Southpaws no longer suspect?...

On NPR yesterday they had an interview with Rik Smits, author of a new book about lefties, The Puzzle of Left-Handedness. On the same web page you will find links to other interesting articles on the subject of left-handedness. I had an interesting conversation yesterday with a former craftsman friend who now manages computer systems, but keeps his hands engaged through a variety of hobbies. High manual efficiency is always a two handed thing with left and right each playing a designated part. For instance, as I am routing a small part with my right hand, I am picking up and orienting the next piece with my left. If I tried to do all my work with my right hand alone, I would only work at less than half the speed. We talked about how as craftsmen the integrated use of left and right was far more more important than which had took the lead. Left or right has only really become an issue in more modern times with the manufacturing of tools designed for a particular handedness, and in schools where teaching of writing to lefties by predominantly right-handed narrow minded teachers created difficult situations.

The article suggested that in China where they take a more integrated view of reality, (yin-yang) rather than only seeing it polarized left-right or right-wrong, being left handed is no big deal.

Research on bird brains is particularly illuminating in the areas of left and right. Animals That Favor One Side More Successful. Makes me wonder where we are going with our kids as we teach them to do little more than slide fingers over glass. This video presentation from Iain McGilchrist presents a rationale for a different approach to the education of our children.

The top item on wish lists for 6-12 year old children this holiday season was the iPod 2. We want smart devices that do cool tricks, but don't seem to understand the necessity of doing difficult things. Can it be that we are leading our children out of touch?

Make, fix and create...


  1. My Dad was one those told that being left-handed was evil, and he was forced to be right handed. Interesting though that Da Vinci was left handed... and appearantly, no one told him it was evil. No one even told him it was wrong to write backwards either. But writing backwards just kept the ink from smudging while writing backwards. Funny, I thought we were supposed to be smarter now.

  2. Our technology is smarter but sadly, people are not.

  3. I'm not a tool history person, so must ask: Are the vast majority of ancient and older tools known to be non-specialized, when it comes to handedness? (Including tools of war and music, of course.)

    Understand the QWERTY keyboard the majority of humanity uses favors the lefty; and it looked so fair-handed!

  4. I have some prehistoric stone tools that were found in some gravel that we had hauled as back fill around our house. They are obviously fitted to either left or right hand. So, yes, I believe they used handed tools, but if you made them for your own use, you probably didn't even thing of left or right at the time.

  5. Anonymous11:29 AM

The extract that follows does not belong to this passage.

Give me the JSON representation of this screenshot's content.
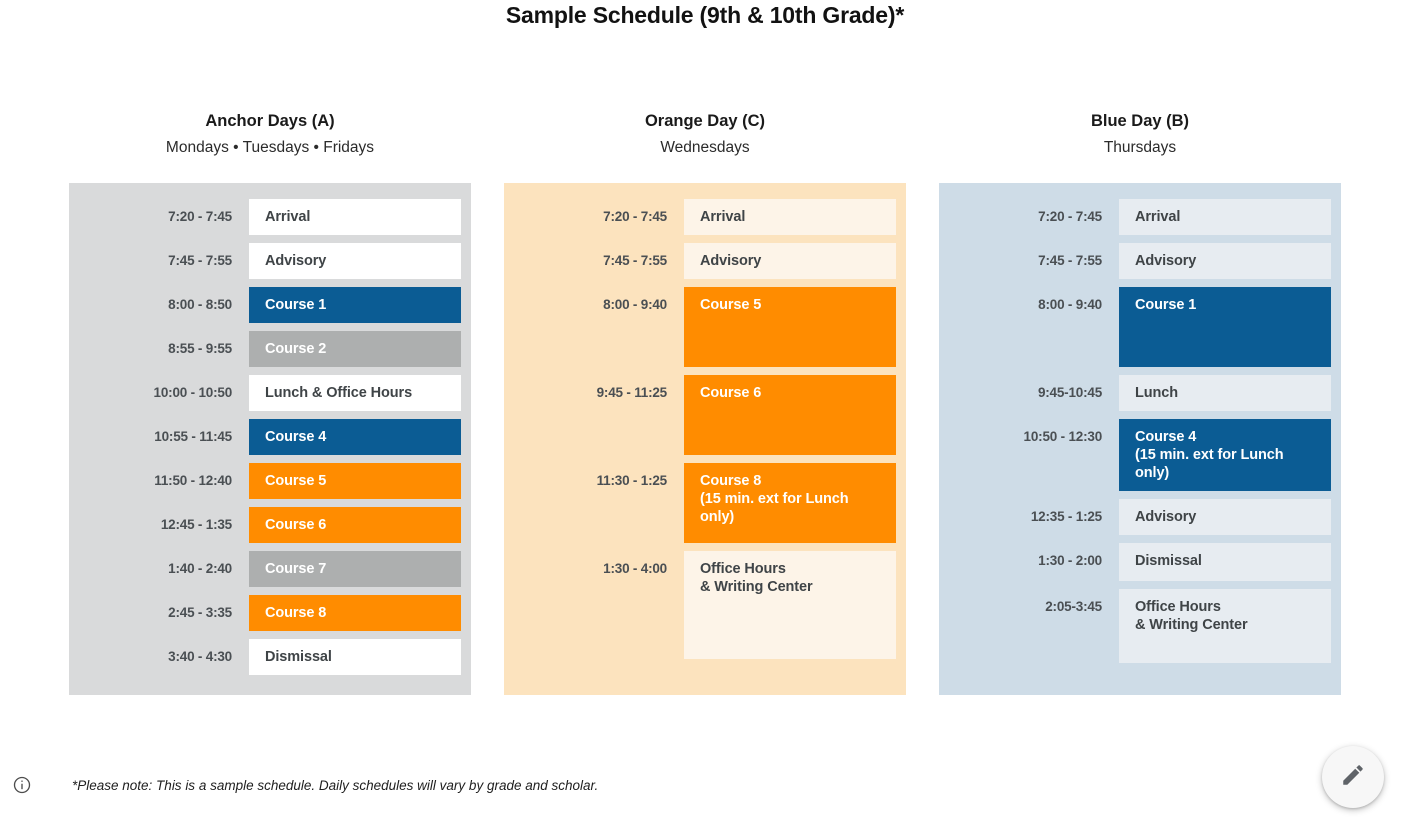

    Good to hear we lefties are gaining some grudging acceptance. I use some tools left-handed and some right-handed, play baseball (or used to, anyway) right handed, and can switch hands when driving nails and one arm gets tired. Made sense to me.